Admin August 6, 2019

  • Shea Groom will visit Ethiopia for the third time this December
  • The Reign FC forward has attended as part of group called ‘Athletes In Action’
  • Groom trained on a field made of volcanic rock in nation’s capital

The FC Kansas City players were sat around a table, during a bible session two years ago, when one of them mentioned a group called ‘Athletes in Action’. The international organisation describes itself as being ‘focused on equipping athletes, coaches, and sport-minded individuals to grow in their relationship with Jesus and multiply their life into others.’

The discussion moved on to a mission that the organisation was going to be carrying out in Ethiopia – one that appealed to now Reign FC forward and a member of that bible session, Shea Groom.

A month later, the Liberty, Missouri native found herself in the Ethiopian capital, Addis Ababa, on a sports chaplaincy programme for some of the football teams in the area. But while there, there was another mission: to bring a new perspective on football to that part of the world. Groom would be so overwhelmed with what she experienced that she made a second visit during the NWSL off-season last year, and will make a third visit in December.

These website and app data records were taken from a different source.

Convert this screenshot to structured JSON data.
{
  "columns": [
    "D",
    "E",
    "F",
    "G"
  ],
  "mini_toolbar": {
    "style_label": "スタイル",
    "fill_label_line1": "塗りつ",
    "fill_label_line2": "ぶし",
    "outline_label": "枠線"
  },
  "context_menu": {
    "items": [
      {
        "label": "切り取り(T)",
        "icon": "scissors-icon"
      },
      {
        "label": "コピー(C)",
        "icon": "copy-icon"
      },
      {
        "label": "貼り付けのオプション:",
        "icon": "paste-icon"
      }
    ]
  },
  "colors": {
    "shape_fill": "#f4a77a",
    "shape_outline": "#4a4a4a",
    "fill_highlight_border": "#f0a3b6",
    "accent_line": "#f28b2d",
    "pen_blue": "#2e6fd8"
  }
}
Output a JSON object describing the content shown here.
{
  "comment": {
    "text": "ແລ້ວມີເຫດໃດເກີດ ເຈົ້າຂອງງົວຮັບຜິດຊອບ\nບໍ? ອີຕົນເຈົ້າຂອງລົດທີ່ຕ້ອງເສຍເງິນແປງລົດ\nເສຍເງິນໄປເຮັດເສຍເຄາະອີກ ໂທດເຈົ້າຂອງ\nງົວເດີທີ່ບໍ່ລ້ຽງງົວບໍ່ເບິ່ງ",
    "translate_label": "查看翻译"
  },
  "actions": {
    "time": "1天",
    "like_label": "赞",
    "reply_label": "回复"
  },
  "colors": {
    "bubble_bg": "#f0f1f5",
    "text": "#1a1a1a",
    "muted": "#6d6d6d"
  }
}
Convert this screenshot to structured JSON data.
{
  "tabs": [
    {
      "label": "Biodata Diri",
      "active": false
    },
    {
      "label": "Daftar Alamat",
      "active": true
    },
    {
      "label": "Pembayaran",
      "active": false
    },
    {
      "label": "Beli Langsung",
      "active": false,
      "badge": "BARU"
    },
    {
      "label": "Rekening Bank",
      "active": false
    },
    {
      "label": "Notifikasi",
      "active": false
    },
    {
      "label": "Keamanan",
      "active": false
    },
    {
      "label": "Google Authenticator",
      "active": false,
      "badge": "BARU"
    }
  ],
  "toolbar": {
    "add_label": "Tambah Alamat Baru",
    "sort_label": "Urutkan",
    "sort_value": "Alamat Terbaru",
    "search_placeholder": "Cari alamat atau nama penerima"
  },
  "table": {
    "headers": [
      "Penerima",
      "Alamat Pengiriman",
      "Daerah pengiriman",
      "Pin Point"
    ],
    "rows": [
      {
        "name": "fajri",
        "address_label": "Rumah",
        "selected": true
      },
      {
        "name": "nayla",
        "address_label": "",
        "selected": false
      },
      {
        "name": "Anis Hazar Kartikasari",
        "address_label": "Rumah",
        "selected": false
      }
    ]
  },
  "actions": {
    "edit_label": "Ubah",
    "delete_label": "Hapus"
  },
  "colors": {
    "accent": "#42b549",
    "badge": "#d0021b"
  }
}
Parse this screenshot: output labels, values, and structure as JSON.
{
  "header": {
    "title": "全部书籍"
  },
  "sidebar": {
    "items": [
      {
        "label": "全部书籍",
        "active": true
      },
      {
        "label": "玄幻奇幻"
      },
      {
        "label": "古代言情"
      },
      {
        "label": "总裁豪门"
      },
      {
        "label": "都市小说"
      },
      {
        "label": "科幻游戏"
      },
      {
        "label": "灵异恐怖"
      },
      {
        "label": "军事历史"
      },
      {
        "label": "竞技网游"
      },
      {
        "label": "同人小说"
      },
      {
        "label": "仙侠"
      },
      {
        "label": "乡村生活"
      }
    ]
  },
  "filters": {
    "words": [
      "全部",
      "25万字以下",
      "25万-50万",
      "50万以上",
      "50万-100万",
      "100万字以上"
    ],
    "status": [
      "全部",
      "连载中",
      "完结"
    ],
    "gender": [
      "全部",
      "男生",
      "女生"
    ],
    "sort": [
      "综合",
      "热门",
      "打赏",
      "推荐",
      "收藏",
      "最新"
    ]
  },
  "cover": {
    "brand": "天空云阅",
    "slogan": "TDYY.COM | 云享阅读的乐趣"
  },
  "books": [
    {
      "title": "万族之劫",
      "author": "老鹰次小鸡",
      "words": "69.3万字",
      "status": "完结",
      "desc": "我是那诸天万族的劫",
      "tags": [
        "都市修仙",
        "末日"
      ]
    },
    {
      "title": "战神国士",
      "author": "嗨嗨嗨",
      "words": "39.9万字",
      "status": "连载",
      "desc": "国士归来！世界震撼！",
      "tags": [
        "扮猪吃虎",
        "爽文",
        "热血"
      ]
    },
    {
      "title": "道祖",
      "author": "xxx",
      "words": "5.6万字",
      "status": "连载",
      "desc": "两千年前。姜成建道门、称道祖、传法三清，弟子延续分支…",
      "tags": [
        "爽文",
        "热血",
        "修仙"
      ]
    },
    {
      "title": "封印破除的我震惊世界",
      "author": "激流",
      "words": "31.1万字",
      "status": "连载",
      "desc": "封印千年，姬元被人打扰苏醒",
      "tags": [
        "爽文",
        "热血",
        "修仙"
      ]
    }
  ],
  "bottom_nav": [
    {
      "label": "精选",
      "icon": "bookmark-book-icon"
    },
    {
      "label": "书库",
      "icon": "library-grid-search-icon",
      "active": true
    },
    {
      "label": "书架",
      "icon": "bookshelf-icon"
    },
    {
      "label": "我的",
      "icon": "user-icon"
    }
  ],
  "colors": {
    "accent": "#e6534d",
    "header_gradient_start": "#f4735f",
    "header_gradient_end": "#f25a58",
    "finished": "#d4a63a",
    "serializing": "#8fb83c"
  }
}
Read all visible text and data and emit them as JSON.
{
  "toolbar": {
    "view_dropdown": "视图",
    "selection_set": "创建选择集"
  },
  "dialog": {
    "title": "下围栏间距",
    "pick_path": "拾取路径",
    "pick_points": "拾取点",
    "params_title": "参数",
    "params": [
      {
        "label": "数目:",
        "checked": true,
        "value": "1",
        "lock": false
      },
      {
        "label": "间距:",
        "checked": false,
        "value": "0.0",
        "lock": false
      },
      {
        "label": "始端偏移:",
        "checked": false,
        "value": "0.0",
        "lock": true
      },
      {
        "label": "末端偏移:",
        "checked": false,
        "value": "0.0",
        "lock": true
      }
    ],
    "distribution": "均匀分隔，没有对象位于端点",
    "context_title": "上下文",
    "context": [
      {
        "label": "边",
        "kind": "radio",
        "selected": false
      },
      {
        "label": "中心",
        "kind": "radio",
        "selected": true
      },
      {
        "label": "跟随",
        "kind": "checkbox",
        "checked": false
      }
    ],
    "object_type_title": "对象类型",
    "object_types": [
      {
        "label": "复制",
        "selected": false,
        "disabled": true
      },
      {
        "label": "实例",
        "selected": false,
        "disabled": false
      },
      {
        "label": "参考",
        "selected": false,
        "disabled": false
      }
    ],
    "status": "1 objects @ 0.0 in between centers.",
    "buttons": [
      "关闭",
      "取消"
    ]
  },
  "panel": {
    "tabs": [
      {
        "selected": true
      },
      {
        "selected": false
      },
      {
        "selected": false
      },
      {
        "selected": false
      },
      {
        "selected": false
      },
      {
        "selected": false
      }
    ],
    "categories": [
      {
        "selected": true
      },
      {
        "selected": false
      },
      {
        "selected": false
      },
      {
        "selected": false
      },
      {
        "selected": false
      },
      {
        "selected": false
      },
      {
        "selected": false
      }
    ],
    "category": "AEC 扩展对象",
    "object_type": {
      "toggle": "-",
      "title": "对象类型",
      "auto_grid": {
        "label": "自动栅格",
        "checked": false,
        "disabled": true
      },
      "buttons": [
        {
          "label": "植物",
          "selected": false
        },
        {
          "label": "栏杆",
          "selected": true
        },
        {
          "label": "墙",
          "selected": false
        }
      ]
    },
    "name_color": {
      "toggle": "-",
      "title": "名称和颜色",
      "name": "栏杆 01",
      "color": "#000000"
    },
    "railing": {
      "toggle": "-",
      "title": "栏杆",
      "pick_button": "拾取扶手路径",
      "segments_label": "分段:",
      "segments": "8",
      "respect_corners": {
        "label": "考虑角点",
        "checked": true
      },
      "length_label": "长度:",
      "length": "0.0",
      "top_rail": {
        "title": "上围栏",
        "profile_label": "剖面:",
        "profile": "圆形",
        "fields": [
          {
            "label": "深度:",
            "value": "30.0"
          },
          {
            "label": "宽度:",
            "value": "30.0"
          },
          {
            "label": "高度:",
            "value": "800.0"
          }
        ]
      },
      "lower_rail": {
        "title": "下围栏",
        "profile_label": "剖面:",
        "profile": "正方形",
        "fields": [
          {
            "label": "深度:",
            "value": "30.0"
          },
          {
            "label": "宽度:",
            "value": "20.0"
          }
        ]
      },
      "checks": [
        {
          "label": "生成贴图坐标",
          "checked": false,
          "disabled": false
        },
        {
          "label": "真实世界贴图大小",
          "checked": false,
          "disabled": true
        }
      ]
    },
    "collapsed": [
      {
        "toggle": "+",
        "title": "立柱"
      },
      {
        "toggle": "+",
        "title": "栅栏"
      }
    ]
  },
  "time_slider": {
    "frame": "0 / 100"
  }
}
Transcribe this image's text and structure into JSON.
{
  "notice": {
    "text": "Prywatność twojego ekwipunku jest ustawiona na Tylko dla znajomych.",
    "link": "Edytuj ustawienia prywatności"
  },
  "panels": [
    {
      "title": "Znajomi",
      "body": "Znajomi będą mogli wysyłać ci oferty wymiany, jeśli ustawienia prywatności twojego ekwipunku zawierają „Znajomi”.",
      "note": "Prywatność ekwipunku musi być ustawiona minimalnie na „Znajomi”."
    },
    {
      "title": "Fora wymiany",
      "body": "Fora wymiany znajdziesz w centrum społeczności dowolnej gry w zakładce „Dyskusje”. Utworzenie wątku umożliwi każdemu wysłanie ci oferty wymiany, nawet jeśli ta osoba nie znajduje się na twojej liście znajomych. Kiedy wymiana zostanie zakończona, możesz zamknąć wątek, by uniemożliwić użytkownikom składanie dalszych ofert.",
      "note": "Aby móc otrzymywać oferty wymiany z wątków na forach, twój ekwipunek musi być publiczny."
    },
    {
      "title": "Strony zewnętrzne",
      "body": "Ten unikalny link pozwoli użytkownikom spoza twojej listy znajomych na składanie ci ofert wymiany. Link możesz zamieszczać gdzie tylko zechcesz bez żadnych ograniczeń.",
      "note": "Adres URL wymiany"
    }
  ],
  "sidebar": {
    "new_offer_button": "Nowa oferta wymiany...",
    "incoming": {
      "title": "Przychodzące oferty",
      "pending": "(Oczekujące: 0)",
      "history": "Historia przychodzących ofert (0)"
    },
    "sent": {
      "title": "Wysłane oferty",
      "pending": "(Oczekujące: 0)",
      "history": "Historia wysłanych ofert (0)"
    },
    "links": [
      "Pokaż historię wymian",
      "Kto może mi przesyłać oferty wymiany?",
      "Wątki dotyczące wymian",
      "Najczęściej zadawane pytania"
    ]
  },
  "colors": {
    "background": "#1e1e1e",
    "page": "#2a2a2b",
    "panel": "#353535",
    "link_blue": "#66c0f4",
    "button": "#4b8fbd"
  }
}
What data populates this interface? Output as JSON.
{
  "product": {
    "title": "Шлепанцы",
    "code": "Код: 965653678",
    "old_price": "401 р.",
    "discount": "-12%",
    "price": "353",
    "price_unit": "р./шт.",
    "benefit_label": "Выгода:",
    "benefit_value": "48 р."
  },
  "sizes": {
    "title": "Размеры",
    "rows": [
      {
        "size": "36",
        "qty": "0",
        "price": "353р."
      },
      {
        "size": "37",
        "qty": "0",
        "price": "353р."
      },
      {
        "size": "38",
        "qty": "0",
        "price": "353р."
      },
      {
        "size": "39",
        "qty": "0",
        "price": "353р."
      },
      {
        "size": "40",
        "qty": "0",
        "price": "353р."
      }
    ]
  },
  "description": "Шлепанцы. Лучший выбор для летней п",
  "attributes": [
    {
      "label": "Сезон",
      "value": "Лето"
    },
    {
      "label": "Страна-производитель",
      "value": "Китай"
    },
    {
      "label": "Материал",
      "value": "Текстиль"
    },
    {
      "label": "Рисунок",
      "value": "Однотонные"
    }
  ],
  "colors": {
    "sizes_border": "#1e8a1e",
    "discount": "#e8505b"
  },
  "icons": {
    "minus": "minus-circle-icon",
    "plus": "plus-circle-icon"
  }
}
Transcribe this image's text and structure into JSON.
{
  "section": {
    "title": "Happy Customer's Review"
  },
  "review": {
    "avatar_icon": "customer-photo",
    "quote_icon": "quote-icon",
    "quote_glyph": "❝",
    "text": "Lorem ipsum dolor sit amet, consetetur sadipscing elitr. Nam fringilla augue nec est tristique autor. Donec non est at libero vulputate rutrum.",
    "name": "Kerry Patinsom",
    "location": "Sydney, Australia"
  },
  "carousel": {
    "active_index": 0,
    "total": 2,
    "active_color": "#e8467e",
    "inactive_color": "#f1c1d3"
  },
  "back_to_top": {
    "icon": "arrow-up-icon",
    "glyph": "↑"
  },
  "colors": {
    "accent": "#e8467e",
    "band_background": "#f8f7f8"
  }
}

“The area we went to doesn’t have a lot of resources or access to knowledge or coaches that a lot of American soccer coaches would have,” she explained to FIFA.com. “I went with a few other male players, and ran a four-day clinic for over 60 coaches.

“We ran them through what a normal week would look like, what we would do technically and tactically, although the language barrier was tough. But it was really cool that soccer is a language that is spoke all around the world, and while we couldn’t communicate about how our day was going, we could with what happens on the field.”

Groom admitted it wasn’t an easy introduction into coaching, having never led a session before in her career. Here before her were 60 men, being told what to do by a woman, in a country where women’s football is still relatively underdeveloped. But with her experience as a player, and the ability to show what she was capable of on the field, Groom soon won over any doubters.

“It’s intimidating getting up in front of 60 men and trying to teach soccer, but I think I decided on the first day, as soon as they see me on the field, they are going to respect me,” she said. “They learned very quickly that I had something to offer them, and beyond that moment, they were extremely respectful.

“There is definitely a stigma when a woman laces up a pair of boots and takes to the field, but at the end of the day, they looked at me as a quality soccer player.”

While in Ethiopia, Groom also spent two days training with Saint George’s Soccer Club, which has both a men’s and women’s team. There, she was able to interact with some of the women and girls who are part of the club, and to learn about some of the challenges they face simply to train.

Groom recalls a game of rondo (a football training exercise) during one training session, saying she was used to playing in a grid of five by five. On this occasion, it was ten by ten, and ran eight miles during the session.

But importantly, it was that interaction with some of the women and young boys and girls that will leave a lasting impression on Groom, especially when she noticed what sort of equipment was available to them for training sessions. It’s for this reason that Groom will go back in December, and she is ready to inspire even more players in Ethiopia’s capital.

“It was incredible to talk to so many of those women,” she said. “You should see some of the shoes they play in – I think that was one of the biggest impacts on me. Some of the youth teams were playing in socks, and one of the most powerful things I saw was when I looked down and this little kid had the biggest smile on his face despite his shoe having a massive sock over it to help keep it on, because it didn’t have any laces.

“They just don’t complain though. We played on a field made of volcanic rock and you would not have known the difference, they have a smile on their face. It was a humbling experience.

“I’m excited for year three as I know it will bring something different and I’m prepared for it. I feel like just being able to show young girls, even if they don’t play soccer, whatever platform you’re given, there’s so much you can do with it.

“This is just something I can give back to the game that I love, in a different part of the world.”